What this task involves »
Return the listing exactly as it appears, but strip out the images.

Data »
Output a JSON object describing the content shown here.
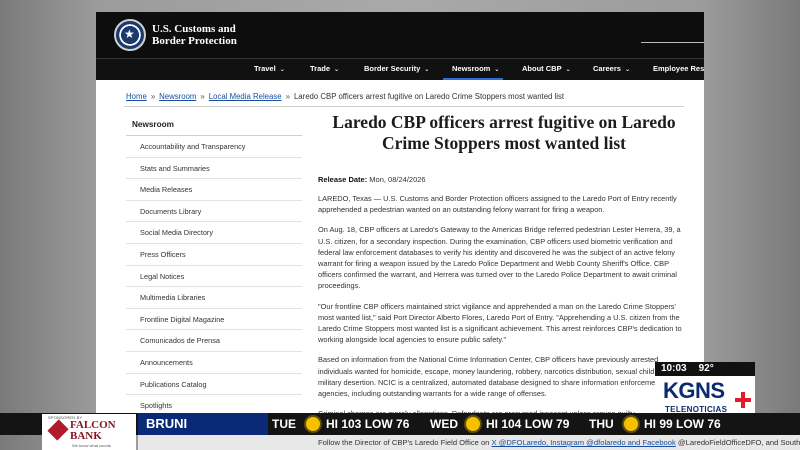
{
  "site": {
    "logo_line1": "U.S. Customs and",
    "logo_line2": "Border Protection"
  },
  "nav": {
    "items": [
      {
        "label": "Travel"
      },
      {
        "label": "Trade"
      },
      {
        "label": "Border Security"
      },
      {
        "label": "Newsroom"
      },
      {
        "label": "About CBP"
      },
      {
        "label": "Careers"
      },
      {
        "label": "Employee Reso"
      }
    ]
  },
  "breadcrumb": {
    "home": "Home",
    "newsroom": "Newsroom",
    "local": "Local Media Release",
    "current": "Laredo CBP officers arrest fugitive on Laredo Crime Stoppers most wanted list"
  },
  "sidebar": {
    "title": "Newsroom",
    "items": [
      {
        "label": "Accountability and Transparency"
      },
      {
        "label": "Stats and Summaries"
      },
      {
        "label": "Media Releases"
      },
      {
        "label": "Documents Library"
      },
      {
        "label": "Social Media Directory"
      },
      {
        "label": "Press Officers"
      },
      {
        "label": "Legal Notices"
      },
      {
        "label": "Multimedia Libraries"
      },
      {
        "label": "Frontline Digital Magazine"
      },
      {
        "label": "Comunicados de Prensa"
      },
      {
        "label": "Announcements"
      },
      {
        "label": "Publications Catalog"
      },
      {
        "label": "Spotlights"
      }
    ]
  },
  "article": {
    "headline": "Laredo CBP officers arrest fugitive on Laredo Crime Stoppers most wanted list",
    "release_label": "Release Date:",
    "release_date": "Mon, 08/24/2026",
    "p1": "LAREDO, Texas — U.S. Customs and Border Protection officers assigned to the Laredo Port of Entry recently apprehended a pedestrian wanted on an outstanding felony warrant for firing a weapon.",
    "p2": "On Aug. 18, CBP officers at Laredo's Gateway to the Americas Bridge referred pedestrian Lester Herrera, 39, a U.S. citizen, for a secondary inspection. During the examination, CBP officers used biometric verification and federal law enforcement databases to verify his identity and discovered he was the subject of an active felony warrant for firing a weapon issued by the Laredo Police Department and Webb County Sheriff's Office. CBP officers confirmed the warrant, and Herrera was turned over to the Laredo Police Department to await criminal proceedings.",
    "p3": "\"Our frontline CBP officers maintained strict vigilance and apprehended a man on the Laredo Crime Stoppers' most wanted list,\" said Port Director Alberto Flores, Laredo Port of Entry. \"Apprehending a U.S. citizen from the Laredo Crime Stoppers most wanted list is a significant achievement. This arrest reinforces CBP's dedication to working alongside local agencies to ensure public safety.\"",
    "p4": "Based on information from the National Crime Information Center, CBP officers have previously arrested individuals wanted for homicide, escape, money laundering, robbery, narcotics distribution, sexual child abu and military desertion. NCIC is a centralized, automated database designed to share information enforcement agencies, including outstanding warrants for a wide range of offenses.",
    "p5": "Criminal charges are merely allegations. Defendants are presumed innocent unless proven guilty.",
    "p6_a": "Follow the Director of CBP's Laredo Field Office on",
    "p6_link": "X @DFOLaredo, Instagram @dfolaredo and Facebook",
    "p6_b": "@LaredoFieldOfficeDFO, and South Texas Operations on X @CBPSouthTexas for breaking news, current events,"
  },
  "tv": {
    "time": "10:03",
    "temp": "92°",
    "station": "KGNS",
    "substation": "TELENOTICIAS",
    "city": "BRUNI",
    "forecast": [
      {
        "day": "TUE",
        "temp": "HI 103 LOW 76"
      },
      {
        "day": "WED",
        "temp": "HI 104 LOW 79"
      },
      {
        "day": "THU",
        "temp": "HI 99 LOW 76"
      }
    ],
    "sponsor_small": "SPONSORED BY",
    "sponsor_name1": "FALCON",
    "sponsor_name2": "BANK",
    "sponsor_tag": "We know what counts"
  }
}
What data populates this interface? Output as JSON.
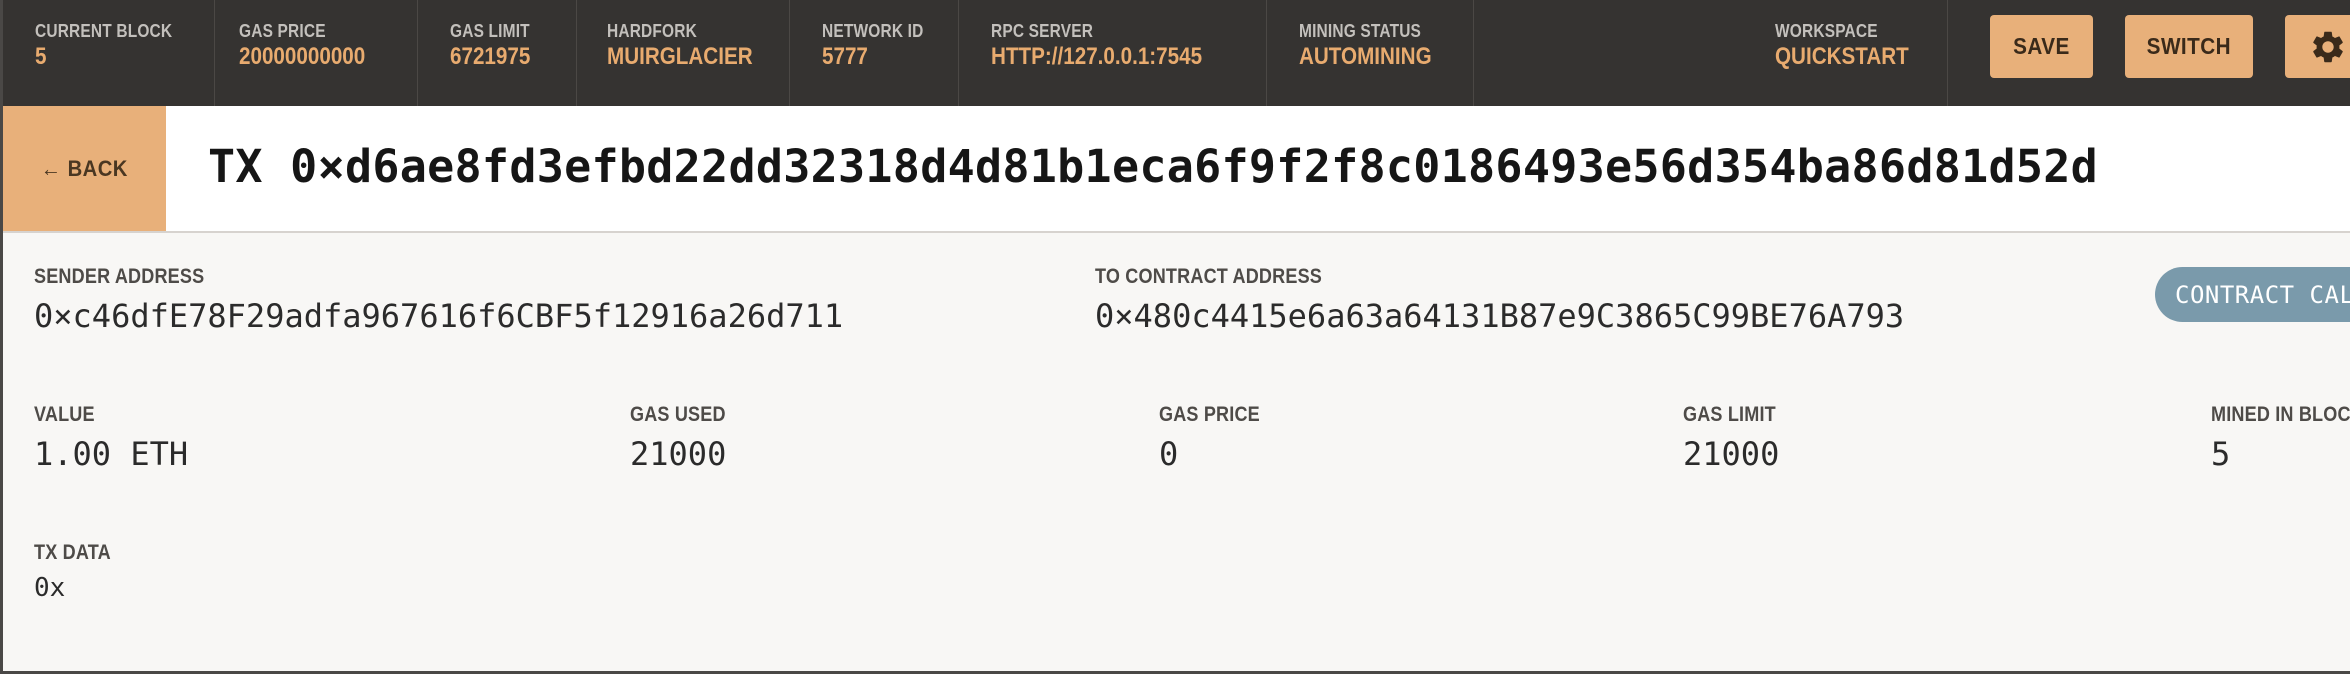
{
  "topbar": {
    "stats": [
      {
        "label": "CURRENT BLOCK",
        "value": "5"
      },
      {
        "label": "GAS PRICE",
        "value": "20000000000"
      },
      {
        "label": "GAS LIMIT",
        "value": "6721975"
      },
      {
        "label": "HARDFORK",
        "value": "MUIRGLACIER"
      },
      {
        "label": "NETWORK ID",
        "value": "5777"
      },
      {
        "label": "RPC SERVER",
        "value": "HTTP://127.0.0.1:7545"
      },
      {
        "label": "MINING STATUS",
        "value": "AUTOMINING"
      }
    ],
    "workspace": {
      "label": "WORKSPACE",
      "value": "QUICKSTART"
    },
    "save_label": "SAVE",
    "switch_label": "SWITCH",
    "settings_icon": "gear-icon"
  },
  "tx": {
    "back_label": "← BACK",
    "title": "TX 0×d6ae8fd3efbd22dd32318d4d81b1eca6f9f2f8c0186493e56d354ba86d81d52d",
    "sender": {
      "label": "SENDER ADDRESS",
      "value": "0×c46dfE78F29adfa967616f6CBF5f12916a26d711"
    },
    "to_contract": {
      "label": "TO CONTRACT ADDRESS",
      "value": "0×480c4415e6a63a64131B87e9C3865C99BE76A793"
    },
    "badge": "CONTRACT CALL",
    "value": {
      "label": "VALUE",
      "value": "1.00 ETH"
    },
    "gas_used": {
      "label": "GAS USED",
      "value": "21000"
    },
    "gas_price": {
      "label": "GAS PRICE",
      "value": "0"
    },
    "gas_limit": {
      "label": "GAS LIMIT",
      "value": "21000"
    },
    "mined_in_block": {
      "label": "MINED IN BLOCK",
      "value": "5"
    },
    "tx_data": {
      "label": "TX DATA",
      "value": "0x"
    }
  },
  "colors": {
    "topbar_bg": "#353331",
    "accent": "#e8b07a",
    "stat_value": "#e8ab6f",
    "badge_bg": "#7a9aab"
  }
}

Worked solution »
Output a JSON object describing the content shown here.
{
  "site": {
    "logo_line1": "U.S. Customs and",
    "logo_line2": "Border Protection"
  },
  "nav": {
    "items": [
      {
        "label": "Travel"
      },
      {
        "label": "Trade"
      },
      {
        "label": "Border Security"
      },
      {
        "label": "Newsroom"
      },
      {
        "label": "About CBP"
      },
      {
        "label": "Careers"
      },
      {
        "label": "Employee Reso"
      }
    ]
  },
  "breadcrumb": {
    "home": "Home",
    "newsroom": "Newsroom",
    "local": "Local Media Release",
    "current": "Laredo CBP officers arrest fugitive on Laredo Crime Stoppers most wanted list"
  },
  "sidebar": {
    "title": "Newsroom",
    "items": [
      {
        "label": "Accountability and Transparency"
      },
      {
        "label": "Stats and Summaries"
      },
      {
        "label": "Media Releases"
      },
      {
        "label": "Documents Library"
      },
      {
        "label": "Social Media Directory"
      },
      {
        "label": "Press Officers"
      },
      {
        "label": "Legal Notices"
      },
      {
        "label": "Multimedia Libraries"
      },
      {
        "label": "Frontline Digital Magazine"
      },
      {
        "label": "Comunicados de Prensa"
      },
      {
        "label": "Announcements"
      },
      {
        "label": "Publications Catalog"
      },
      {
        "label": "Spotlights"
      }
    ]
  },
  "article": {
    "headline": "Laredo CBP officers arrest fugitive on Laredo Crime Stoppers most wanted list",
    "release_label": "Release Date:",
    "release_date": "Mon, 08/24/2026",
    "p1": "LAREDO, Texas — U.S. Customs and Border Protection officers assigned to the Laredo Port of Entry recently apprehended a pedestrian wanted on an outstanding felony warrant for firing a weapon.",
    "p2": "On Aug. 18, CBP officers at Laredo's Gateway to the Americas Bridge referred pedestrian Lester Herrera, 39, a U.S. citizen, for a secondary inspection. During the examination, CBP officers used biometric verification and federal law enforcement databases to verify his identity and discovered he was the subject of an active felony warrant for firing a weapon issued by the Laredo Police Department and Webb County Sheriff's Office. CBP officers confirmed the warrant, and Herrera was turned over to the Laredo Police Department to await criminal proceedings.",
    "p3": "\"Our frontline CBP officers maintained strict vigilance and apprehended a man on the Laredo Crime Stoppers' most wanted list,\" said Port Director Alberto Flores, Laredo Port of Entry. \"Apprehending a U.S. citizen from the Laredo Crime Stoppers most wanted list is a significant achievement. This arrest reinforces CBP's dedication to working alongside local agencies to ensure public safety.\"",
    "p4": "Based on information from the National Crime Information Center, CBP officers have previously arrested individuals wanted for homicide, escape, money laundering, robbery, narcotics distribution, sexual child abu and military desertion. NCIC is a centralized, automated database designed to share information enforcement agencies, including outstanding warrants for a wide range of offenses.",
    "p5": "Criminal charges are merely allegations. Defendants are presumed innocent unless proven guilty.",
    "p6_a": "Follow the Director of CBP's Laredo Field Office on",
    "p6_link": "X @DFOLaredo, Instagram @dfolaredo and Facebook",
    "p6_b": "@LaredoFieldOfficeDFO, and South Texas Operations on X @CBPSouthTexas for breaking news, current events,"
  },
  "tv": {
    "time": "10:03",
    "temp": "92°",
    "station": "KGNS",
    "substation": "TELENOTICIAS",
    "city": "BRUNI",
    "forecast": [
      {
        "day": "TUE",
        "temp": "HI 103 LOW 76"
      },
      {
        "day": "WED",
        "temp": "HI 104 LOW 79"
      },
      {
        "day": "THU",
        "temp": "HI 99 LOW 76"
      }
    ],
    "sponsor_small": "SPONSORED BY",
    "sponsor_name1": "FALCON",
    "sponsor_name2": "BANK",
    "sponsor_tag": "We know what counts"
  }
}
What data populates this interface? Output as JSON.
{
  "topbar": {
    "stats": [
      {
        "label": "CURRENT BLOCK",
        "value": "5"
      },
      {
        "label": "GAS PRICE",
        "value": "20000000000"
      },
      {
        "label": "GAS LIMIT",
        "value": "6721975"
      },
      {
        "label": "HARDFORK",
        "value": "MUIRGLACIER"
      },
      {
        "label": "NETWORK ID",
        "value": "5777"
      },
      {
        "label": "RPC SERVER",
        "value": "HTTP://127.0.0.1:7545"
      },
      {
        "label": "MINING STATUS",
        "value": "AUTOMINING"
      }
    ],
    "workspace": {
      "label": "WORKSPACE",
      "value": "QUICKSTART"
    },
    "save_label": "SAVE",
    "switch_label": "SWITCH",
    "settings_icon": "gear-icon"
  },
  "tx": {
    "back_label": "← BACK",
    "title": "TX 0×d6ae8fd3efbd22dd32318d4d81b1eca6f9f2f8c0186493e56d354ba86d81d52d",
    "sender": {
      "label": "SENDER ADDRESS",
      "value": "0×c46dfE78F29adfa967616f6CBF5f12916a26d711"
    },
    "to_contract": {
      "label": "TO CONTRACT ADDRESS",
      "value": "0×480c4415e6a63a64131B87e9C3865C99BE76A793"
    },
    "badge": "CONTRACT CALL",
    "value": {
      "label": "VALUE",
      "value": "1.00 ETH"
    },
    "gas_used": {
      "label": "GAS USED",
      "value": "21000"
    },
    "gas_price": {
      "label": "GAS PRICE",
      "value": "0"
    },
    "gas_limit": {
      "label": "GAS LIMIT",
      "value": "21000"
    },
    "mined_in_block": {
      "label": "MINED IN BLOCK",
      "value": "5"
    },
    "tx_data": {
      "label": "TX DATA",
      "value": "0x"
    }
  },
  "colors": {
    "topbar_bg": "#353331",
    "accent": "#e8b07a",
    "stat_value": "#e8ab6f",
    "badge_bg": "#7a9aab"
  }
}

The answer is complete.